Other modifications of the present invention are possible in the light of the above description, and no limitation should be placed on the invention other than those set forth in the following claims.

Patent Citations
Cited PatentFiling datePublication dateApplicantTitle
US1754503 *Oct 17, 1927Apr 15, 1930C C CunninghamIndicator and recorder
US2622001 *Jan 27, 1949Dec 16, 1952Times Facsimile CorpStylus reset mechanism for facsimile machines
US3300017 *Apr 30, 1965Jan 24, 1967Sperry Rand CorpElectrosensitive printing apparatus with print head continuously moved across paper
US3592311 *Oct 2, 1968Jul 13, 1971IbmWire printing head
US3750792 *Aug 4, 1972Aug 7, 1973Ncr CoAutomatic media thickness compensator for a printer
US3806948 *Jun 11, 1973Apr 23, 1974Furuno Electric CoDigitally controlled recording device
US3817365 *May 30, 1973Jun 18, 1974Triumph Werke Nuernberg AgAutomatic print head shifting device
US3845850 *Feb 22, 1973Nov 5, 1974Bowmar Instrument CorpThermal printer
US3881587 *Oct 29, 1973May 6, 1975Copal Co LtdDevice for controlling the movement of the printing head in printers
US3900094 *May 10, 1973May 5, 1987 Title not available
US3945481 *May 8, 1974Mar 23, 1976Teletype CorporationResiliently mounted drive nut and carriage assembly
Referenced by
Citing PatentFiling datePublication dateApplicantTitle

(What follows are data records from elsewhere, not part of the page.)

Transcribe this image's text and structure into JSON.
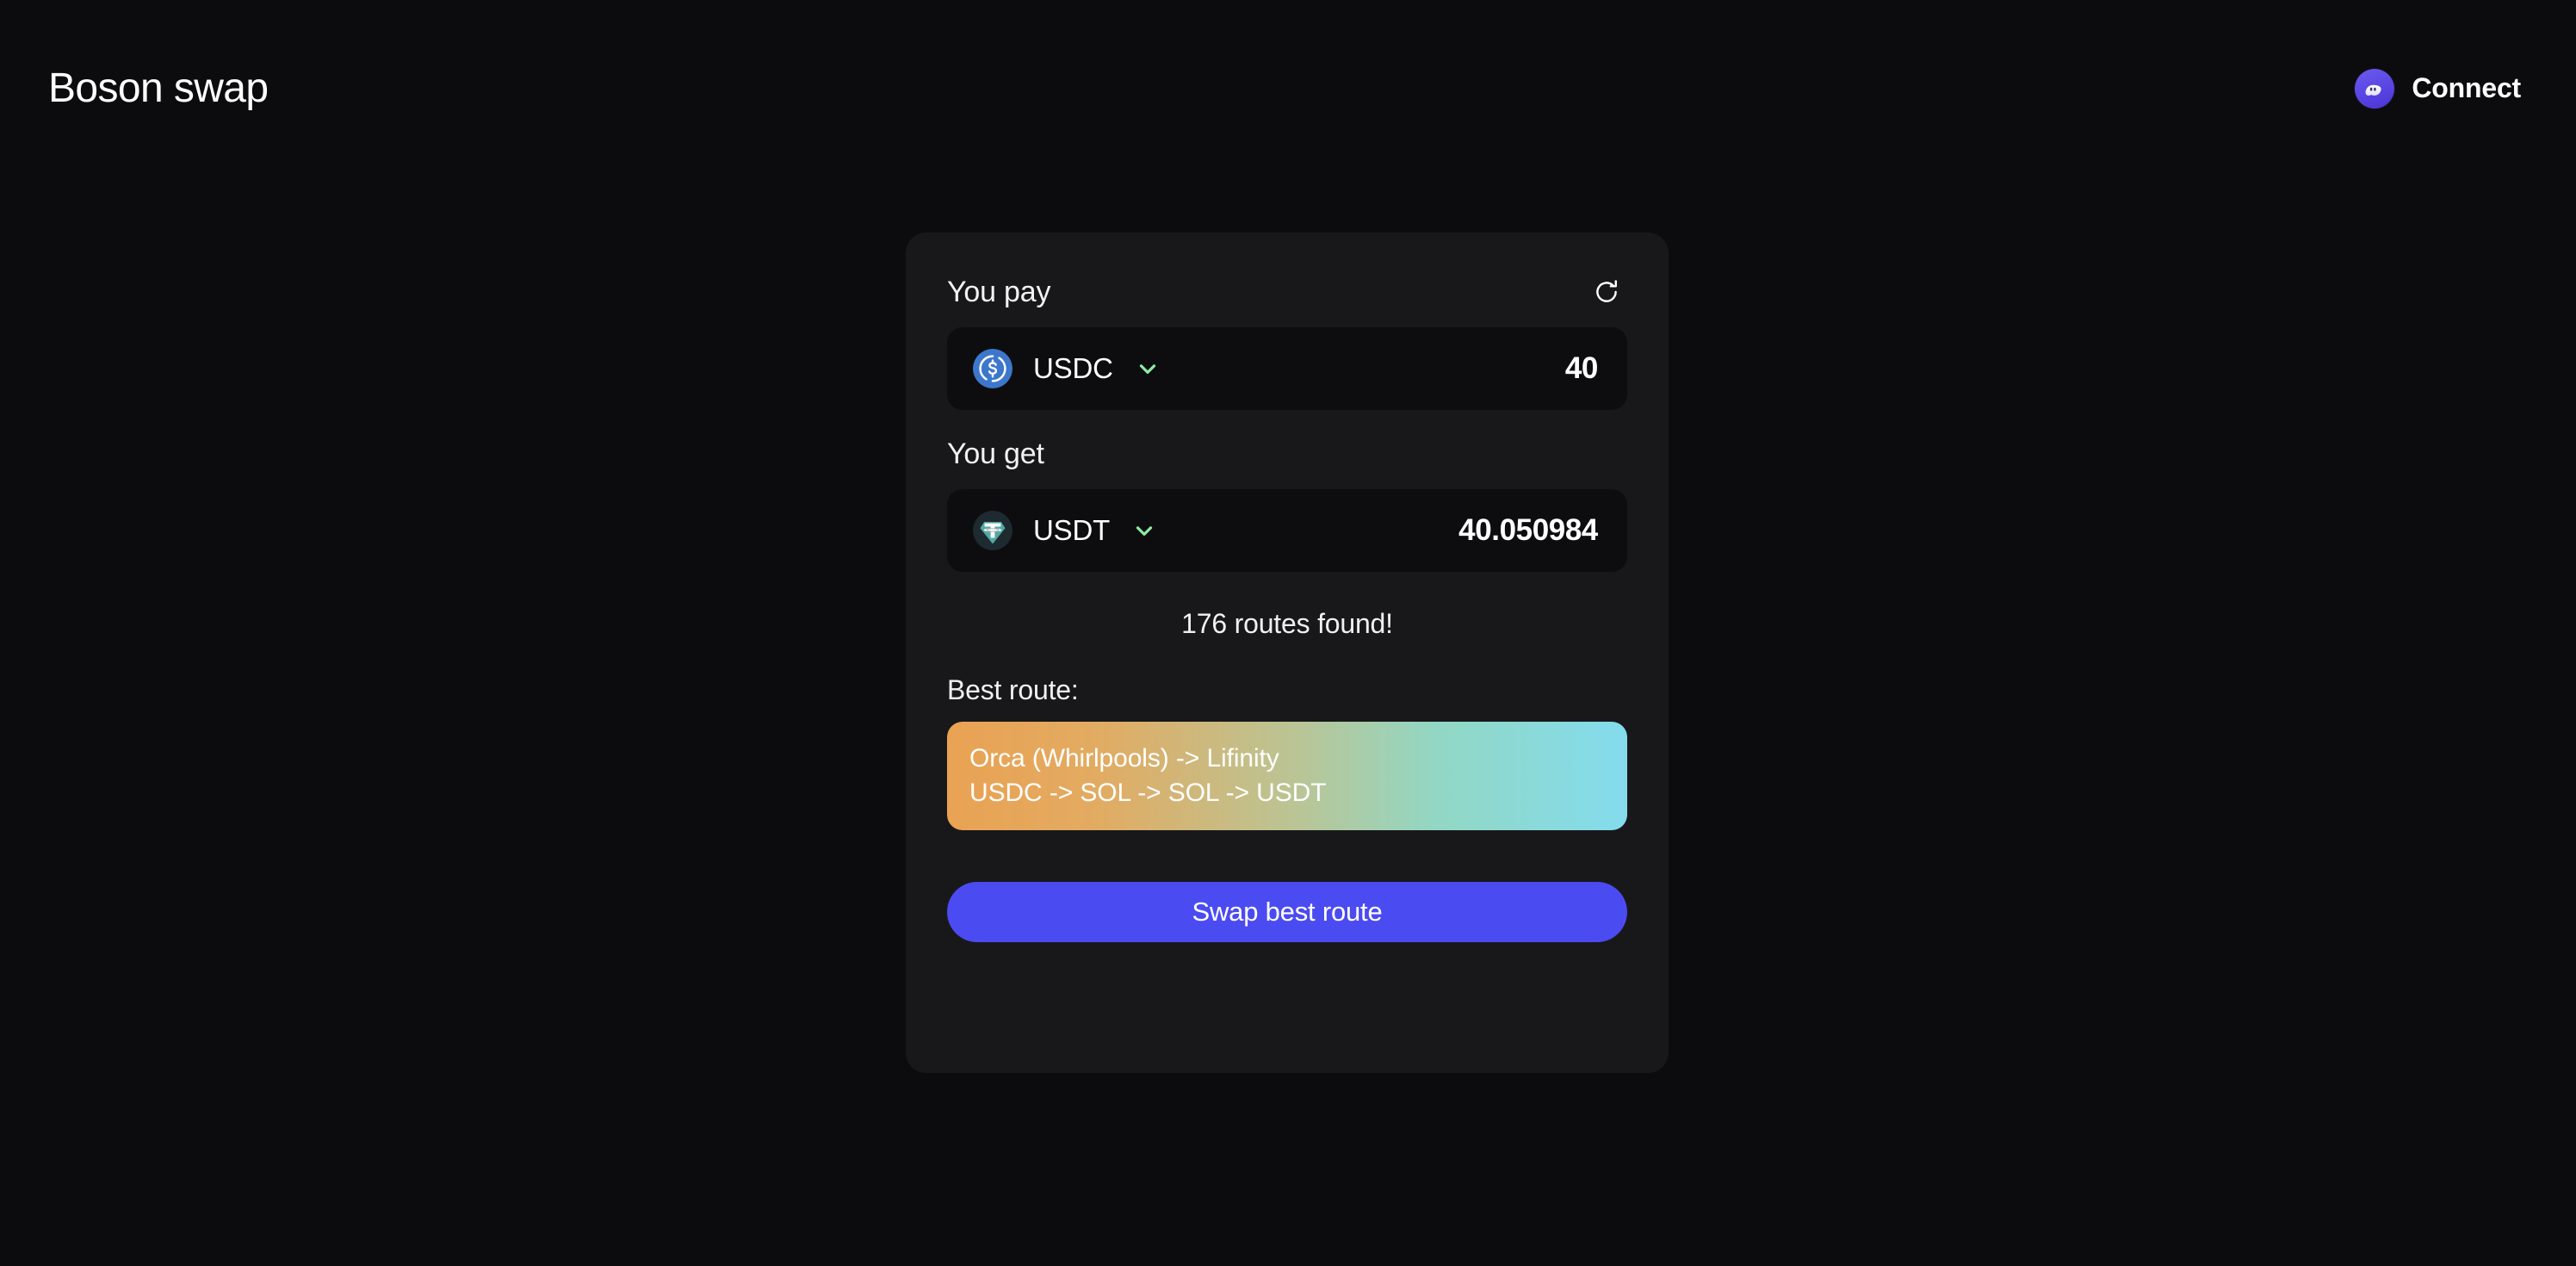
{
  "app": {
    "brand": "Boson swap",
    "background_color": "#0c0c0e",
    "card_color": "#18181b"
  },
  "header": {
    "connect_label": "Connect",
    "wallet_icon": "phantom-ghost-icon",
    "wallet_icon_color": "#5b45e0"
  },
  "swap": {
    "pay": {
      "label": "You pay",
      "token_symbol": "USDC",
      "token_icon": "usdc-coin-icon",
      "token_icon_color": "#3d77cc",
      "amount": "40",
      "amount_placeholder": "0.0",
      "chevron_icon": "chevron-down-icon",
      "chevron_color": "#8fe9a3"
    },
    "refresh_icon": "refresh-icon",
    "get": {
      "label": "You get",
      "token_symbol": "USDT",
      "token_icon": "usdt-tether-icon",
      "token_icon_color": "#53a8a5",
      "amount": "40.050984",
      "amount_placeholder": "0.0",
      "chevron_icon": "chevron-down-icon",
      "chevron_color": "#8fe9a3"
    },
    "routes_found": "176 routes found!",
    "best_route_label": "Best route:",
    "best_route": {
      "dex_path": "Orca (Whirlpools) -> Lifinity",
      "token_path": "USDC -> SOL -> SOL -> USDT",
      "gradient_start": "#eaa253",
      "gradient_end": "#83dced"
    },
    "swap_button_label": "Swap best route",
    "swap_button_color": "#4b4bf2"
  }
}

US4535344 *Apr 21, 1983Aug 13, 1985Canon Kabushiki KaishaRecording apparatus
US5260721 *Aug 23, 1991Nov 9, 1993Eastman Kodak CompanyPrecision lead screw drive assembly
US5326179 *May 21, 1990Jul 5, 1994Toppan Insatsu Kabushiki KaishaApparatus for producing an information recording card
US6004050 *Dec 22, 1997Dec 21, 1999Hewlett-PackardCarriage scanning system with carriage isolated from high frequency vibrations in drive belt
US6515691 *Jun 26, 2001Feb 4, 2003Eastman Kodak CompanyLead screw and write engine using same
Classifications
U.S. Classification400/328, 346/139.00D
International ClassificationB41J19/20
Cooperative ClassificationB41J19/20
European ClassificationB41J19/20